[Website and app data records]
========================
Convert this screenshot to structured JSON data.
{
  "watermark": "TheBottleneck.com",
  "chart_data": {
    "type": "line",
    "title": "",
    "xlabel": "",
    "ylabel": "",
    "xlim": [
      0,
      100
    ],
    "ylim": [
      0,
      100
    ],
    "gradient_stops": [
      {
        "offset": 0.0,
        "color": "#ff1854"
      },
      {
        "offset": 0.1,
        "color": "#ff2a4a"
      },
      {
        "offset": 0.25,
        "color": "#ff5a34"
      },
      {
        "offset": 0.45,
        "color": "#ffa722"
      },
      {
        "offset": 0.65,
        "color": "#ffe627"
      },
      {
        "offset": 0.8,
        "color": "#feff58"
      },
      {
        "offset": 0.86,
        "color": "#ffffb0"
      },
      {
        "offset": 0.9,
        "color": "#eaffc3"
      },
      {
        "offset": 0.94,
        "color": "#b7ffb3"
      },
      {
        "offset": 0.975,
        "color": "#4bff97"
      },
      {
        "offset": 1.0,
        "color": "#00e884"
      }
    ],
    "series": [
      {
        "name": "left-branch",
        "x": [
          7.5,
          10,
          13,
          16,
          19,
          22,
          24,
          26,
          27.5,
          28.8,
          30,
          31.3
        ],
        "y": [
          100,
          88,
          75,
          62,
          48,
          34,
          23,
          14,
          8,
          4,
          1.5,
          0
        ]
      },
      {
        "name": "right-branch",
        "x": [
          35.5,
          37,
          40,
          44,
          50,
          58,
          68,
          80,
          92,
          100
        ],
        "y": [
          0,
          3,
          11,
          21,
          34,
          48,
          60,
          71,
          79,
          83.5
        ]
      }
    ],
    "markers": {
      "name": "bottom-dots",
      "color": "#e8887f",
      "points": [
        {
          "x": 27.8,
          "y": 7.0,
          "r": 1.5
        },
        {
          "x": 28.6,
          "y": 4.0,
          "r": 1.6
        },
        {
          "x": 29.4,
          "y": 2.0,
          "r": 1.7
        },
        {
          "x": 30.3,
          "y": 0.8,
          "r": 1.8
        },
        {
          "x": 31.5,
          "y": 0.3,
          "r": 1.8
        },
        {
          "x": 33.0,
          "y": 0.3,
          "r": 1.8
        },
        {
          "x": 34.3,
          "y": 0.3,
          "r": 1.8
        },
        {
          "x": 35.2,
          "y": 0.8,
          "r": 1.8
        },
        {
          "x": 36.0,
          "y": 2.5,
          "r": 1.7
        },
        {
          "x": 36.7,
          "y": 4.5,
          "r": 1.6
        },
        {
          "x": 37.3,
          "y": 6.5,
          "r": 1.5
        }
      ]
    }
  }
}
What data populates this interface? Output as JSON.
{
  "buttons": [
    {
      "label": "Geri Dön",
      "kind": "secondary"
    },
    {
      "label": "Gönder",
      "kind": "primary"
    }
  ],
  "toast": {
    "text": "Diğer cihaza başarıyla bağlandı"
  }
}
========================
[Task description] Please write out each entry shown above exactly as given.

[Response for this exercise]
Convert this screenshot to structured JSON data.
{
  "watermark": "TheBottleneck.com",
  "chart_data": {
    "type": "line",
    "title": "",
    "xlabel": "",
    "ylabel": "",
    "xlim": [
      0,
      100
    ],
    "ylim": [
      0,
      100
    ],
    "gradient_stops": [
      {
        "offset": 0.0,
        "color": "#ff1854"
      },
      {
        "offset": 0.1,
        "color": "#ff2a4a"
      },
      {
        "offset": 0.25,
        "color": "#ff5a34"
      },
      {
        "offset": 0.45,
        "color": "#ffa722"
      },
      {
        "offset": 0.65,
        "color": "#ffe627"
      },
      {
        "offset": 0.8,
        "color": "#feff58"
      },
      {
        "offset": 0.86,
        "color": "#ffffb0"
      },
      {
        "offset": 0.9,
        "color": "#eaffc3"
      },
      {
        "offset": 0.94,
        "color": "#b7ffb3"
      },
      {
        "offset": 0.975,
        "color": "#4bff97"
      },
      {
        "offset": 1.0,
        "color": "#00e884"
      }
    ],
    "series": [
      {
        "name": "left-branch",
        "x": [
          7.5,
          10,
          13,
          16,
          19,
          22,
          24,
          26,
          27.5,
          28.8,
          30,
          31.3
        ],
        "y": [
          100,
          88,
          75,
          62,
          48,
          34,
          23,
          14,
          8,
          4,
          1.5,
          0
        ]
      },
      {
        "name": "right-branch",
        "x": [
          35.5,
          37,
          40,
          44,
          50,
          58,
          68,
          80,
          92,
          100
        ],
        "y": [
          0,
          3,
          11,
          21,
          34,
          48,
          60,
          71,
          79,
          83.5
        ]
      }
    ],
    "markers": {
      "name": "bottom-dots",
      "color": "#e8887f",
      "points": [
        {
          "x": 27.8,
          "y": 7.0,
          "r": 1.5
        },
        {
          "x": 28.6,
          "y": 4.0,
          "r": 1.6
        },
        {
          "x": 29.4,
          "y": 2.0,
          "r": 1.7
        },
        {
          "x": 30.3,
          "y": 0.8,
          "r": 1.8
        },
        {
          "x": 31.5,
          "y": 0.3,
          "r": 1.8
        },
        {
          "x": 33.0,
          "y": 0.3,
          "r": 1.8
        },
        {
          "x": 34.3,
          "y": 0.3,
          "r": 1.8
        },
        {
          "x": 35.2,
          "y": 0.8,
          "r": 1.8
        },
        {
          "x": 36.0,
          "y": 2.5,
          "r": 1.7
        },
        {
          "x": 36.7,
          "y": 4.5,
          "r": 1.6
        },
        {
          "x": 37.3,
          "y": 6.5,
          "r": 1.5
        }
      ]
    }
  }
}
What data populates this interface? Output as JSON.
{
  "buttons": [
    {
      "label": "Geri Dön",
      "kind": "secondary"
    },
    {
      "label": "Gönder",
      "kind": "primary"
    }
  ],
  "toast": {
    "text": "Diğer cihaza başarıyla bağlandı"
  }
}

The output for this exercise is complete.